After completing the experimental part of his study, Jacomb-Hood further analyzed the GeGI using electrodynamic simulations to improve the sub-pixel position determination. The more accurately the event’s position is known, the more accurately its activity can be measured. Using software post-processing developed through simulations and applied to experimentally collected data, he was able to improve the GeGI’s ability to determine an event’s location by ~20%.
Jacomb-Hood explains that one of the more basic assumptions made with radiation detection is that the detector is uniform, and it does not matter where within it the photon interaction occurs. However, he said, “My research found that our detector had significant efficiency variation across its face and that for small sources close to the detector this spatially variant efficiency needs to be accounted for.”
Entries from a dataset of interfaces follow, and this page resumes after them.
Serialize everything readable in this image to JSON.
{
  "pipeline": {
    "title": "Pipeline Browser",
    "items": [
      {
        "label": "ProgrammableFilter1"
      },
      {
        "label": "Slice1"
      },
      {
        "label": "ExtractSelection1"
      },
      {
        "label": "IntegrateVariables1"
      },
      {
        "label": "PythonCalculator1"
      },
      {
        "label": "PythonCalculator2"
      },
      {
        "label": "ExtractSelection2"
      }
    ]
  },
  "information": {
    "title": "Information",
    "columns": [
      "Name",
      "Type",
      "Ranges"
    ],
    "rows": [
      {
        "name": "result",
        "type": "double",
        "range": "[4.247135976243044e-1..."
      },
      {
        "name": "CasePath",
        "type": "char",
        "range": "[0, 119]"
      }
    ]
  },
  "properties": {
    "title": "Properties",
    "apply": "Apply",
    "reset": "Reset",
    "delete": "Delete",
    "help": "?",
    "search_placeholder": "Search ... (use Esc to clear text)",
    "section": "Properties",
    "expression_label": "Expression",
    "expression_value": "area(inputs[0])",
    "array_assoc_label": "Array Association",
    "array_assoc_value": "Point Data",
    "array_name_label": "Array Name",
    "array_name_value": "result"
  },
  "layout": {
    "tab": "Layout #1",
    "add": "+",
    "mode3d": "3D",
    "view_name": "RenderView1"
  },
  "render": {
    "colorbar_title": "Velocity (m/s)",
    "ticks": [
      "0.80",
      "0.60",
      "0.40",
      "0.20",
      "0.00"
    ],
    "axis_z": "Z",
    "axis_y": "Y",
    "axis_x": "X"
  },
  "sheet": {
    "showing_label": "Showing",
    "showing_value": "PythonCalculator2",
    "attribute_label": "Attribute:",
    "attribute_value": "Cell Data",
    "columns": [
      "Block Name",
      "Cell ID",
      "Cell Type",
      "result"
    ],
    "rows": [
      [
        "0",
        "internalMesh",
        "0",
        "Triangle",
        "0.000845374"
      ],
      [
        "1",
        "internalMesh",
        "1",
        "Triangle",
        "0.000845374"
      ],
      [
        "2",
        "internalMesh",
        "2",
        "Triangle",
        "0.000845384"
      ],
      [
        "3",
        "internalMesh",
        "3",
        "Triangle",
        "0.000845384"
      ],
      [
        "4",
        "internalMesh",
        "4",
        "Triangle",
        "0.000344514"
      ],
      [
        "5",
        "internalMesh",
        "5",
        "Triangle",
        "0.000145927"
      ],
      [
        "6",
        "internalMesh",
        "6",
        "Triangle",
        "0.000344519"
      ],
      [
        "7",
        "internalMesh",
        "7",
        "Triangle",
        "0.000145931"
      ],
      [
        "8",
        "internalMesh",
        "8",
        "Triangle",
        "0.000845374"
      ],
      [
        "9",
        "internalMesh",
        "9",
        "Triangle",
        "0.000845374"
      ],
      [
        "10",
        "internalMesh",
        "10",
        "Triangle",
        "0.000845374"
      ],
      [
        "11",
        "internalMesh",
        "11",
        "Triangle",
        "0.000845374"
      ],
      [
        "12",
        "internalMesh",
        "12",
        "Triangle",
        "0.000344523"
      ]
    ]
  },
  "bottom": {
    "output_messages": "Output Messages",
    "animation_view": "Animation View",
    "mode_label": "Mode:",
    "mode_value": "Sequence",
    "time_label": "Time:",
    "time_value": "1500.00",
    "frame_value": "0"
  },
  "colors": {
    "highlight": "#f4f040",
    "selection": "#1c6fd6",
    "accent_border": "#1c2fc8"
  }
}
After having successfully defended his thesis in October, Jacomb-Hood will be graduating with his Master of Science degree in nuclear engineering from Texas A&M University in December 2020. He also earned graduate certificates in Nuclear Security and Advanced International Affairs. Upon completion of his coursework, Jacomb-Hood moved to Richland, WA where he completed his graduate research at Pacific Northwest National Laboratory. While there, he worked on in-field gamma radiation imaging for triage of high activity nuclear forensic samples collected in a post-detonation environment. Jacomb-Hood was a part of NNSA Graduate Fellowship Program class of 2019 and supported the Office of Material Disposition at the Savannah River Site where he focused on Material Control and Accountability, Safety Basis, and regulatory requirements. His masters research was funded by the South Carolina Research and Education Foundation’s Nuclear Forensic Graduate Fellowship.
“One of the highlights,” said Jacomb-Hood of his time with NSSPI, “was experiencing Disaster City. It was so much fun being able to crawl into a rubble pile and hide a radioactive source for other students to find.” Graduate students in Dr. Marianno’s research group regularly help set up and conduct field radiation detection exercises at the Texas A&M Engineering Extension Service’s Disaster City training facility.
While at Texas A&M, Jacomb-Hood was a teaching assistant for the Radiation Detection and Nuclear Material Measurement class and traveled to England as a part of the International Nuclear Facilities Experience, sponsored by the Department of Energy’s National Nuclear Security Administration. He was elected to both Secretary and then Vice-President of the Texas A&M student chapter of the Institute for Nuclear Materials Management (INMM). He also served on the organizing and planning committee for the Institute of Nuclear Materials Management Safeguards Culture Workshop that Texas A&M hosted in 2016. He is currently seeking employment within the Nuclear Security Enterprise.